Information given =>
::::::::

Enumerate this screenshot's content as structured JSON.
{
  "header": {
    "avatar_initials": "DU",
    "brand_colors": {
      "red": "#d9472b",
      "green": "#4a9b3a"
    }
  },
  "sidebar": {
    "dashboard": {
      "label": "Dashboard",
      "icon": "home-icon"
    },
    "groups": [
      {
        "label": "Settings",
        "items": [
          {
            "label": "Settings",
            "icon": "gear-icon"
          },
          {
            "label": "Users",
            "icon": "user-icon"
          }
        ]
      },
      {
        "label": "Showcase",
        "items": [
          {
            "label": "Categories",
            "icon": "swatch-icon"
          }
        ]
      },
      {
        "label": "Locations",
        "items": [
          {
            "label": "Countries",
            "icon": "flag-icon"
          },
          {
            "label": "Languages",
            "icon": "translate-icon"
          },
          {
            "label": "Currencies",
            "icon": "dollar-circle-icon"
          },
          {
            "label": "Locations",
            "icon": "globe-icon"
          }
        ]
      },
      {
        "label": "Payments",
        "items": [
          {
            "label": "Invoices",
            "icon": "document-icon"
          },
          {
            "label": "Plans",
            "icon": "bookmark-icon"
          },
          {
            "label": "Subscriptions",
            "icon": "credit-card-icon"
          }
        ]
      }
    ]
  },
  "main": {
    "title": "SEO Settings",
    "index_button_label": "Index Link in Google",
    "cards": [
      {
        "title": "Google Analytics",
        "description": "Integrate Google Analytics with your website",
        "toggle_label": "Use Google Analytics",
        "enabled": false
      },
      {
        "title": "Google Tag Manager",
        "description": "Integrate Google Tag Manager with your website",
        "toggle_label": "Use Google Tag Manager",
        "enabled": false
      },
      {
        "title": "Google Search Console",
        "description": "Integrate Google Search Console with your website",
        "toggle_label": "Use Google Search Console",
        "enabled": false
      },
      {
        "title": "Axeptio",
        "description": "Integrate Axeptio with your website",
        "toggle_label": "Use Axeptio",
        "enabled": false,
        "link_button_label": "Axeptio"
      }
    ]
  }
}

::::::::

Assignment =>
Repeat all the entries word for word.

Expected answer =>
Enumerate this screenshot's content as structured JSON.
{
  "header": {
    "avatar_initials": "DU",
    "brand_colors": {
      "red": "#d9472b",
      "green": "#4a9b3a"
    }
  },
  "sidebar": {
    "dashboard": {
      "label": "Dashboard",
      "icon": "home-icon"
    },
    "groups": [
      {
        "label": "Settings",
        "items": [
          {
            "label": "Settings",
            "icon": "gear-icon"
          },
          {
            "label": "Users",
            "icon": "user-icon"
          }
        ]
      },
      {
        "label": "Showcase",
        "items": [
          {
            "label": "Categories",
            "icon": "swatch-icon"
          }
        ]
      },
      {
        "label": "Locations",
        "items": [
          {
            "label": "Countries",
            "icon": "flag-icon"
          },
          {
            "label": "Languages",
            "icon": "translate-icon"
          },
          {
            "label": "Currencies",
            "icon": "dollar-circle-icon"
          },
          {
            "label": "Locations",
            "icon": "globe-icon"
          }
        ]
      },
      {
        "label": "Payments",
        "items": [
          {
            "label": "Invoices",
            "icon": "document-icon"
          },
          {
            "label": "Plans",
            "icon": "bookmark-icon"
          },
          {
            "label": "Subscriptions",
            "icon": "credit-card-icon"
          }
        ]
      }
    ]
  },
  "main": {
    "title": "SEO Settings",
    "index_button_label": "Index Link in Google",
    "cards": [
      {
        "title": "Google Analytics",
        "description": "Integrate Google Analytics with your website",
        "toggle_label": "Use Google Analytics",
        "enabled": false
      },
      {
        "title": "Google Tag Manager",
        "description": "Integrate Google Tag Manager with your website",
        "toggle_label": "Use Google Tag Manager",
        "enabled": false
      },
      {
        "title": "Google Search Console",
        "description": "Integrate Google Search Console with your website",
        "toggle_label": "Use Google Search Console",
        "enabled": false
      },
      {
        "title": "Axeptio",
        "description": "Integrate Axeptio with your website",
        "toggle_label": "Use Axeptio",
        "enabled": false,
        "link_button_label": "Axeptio"
      }
    ]
  }
}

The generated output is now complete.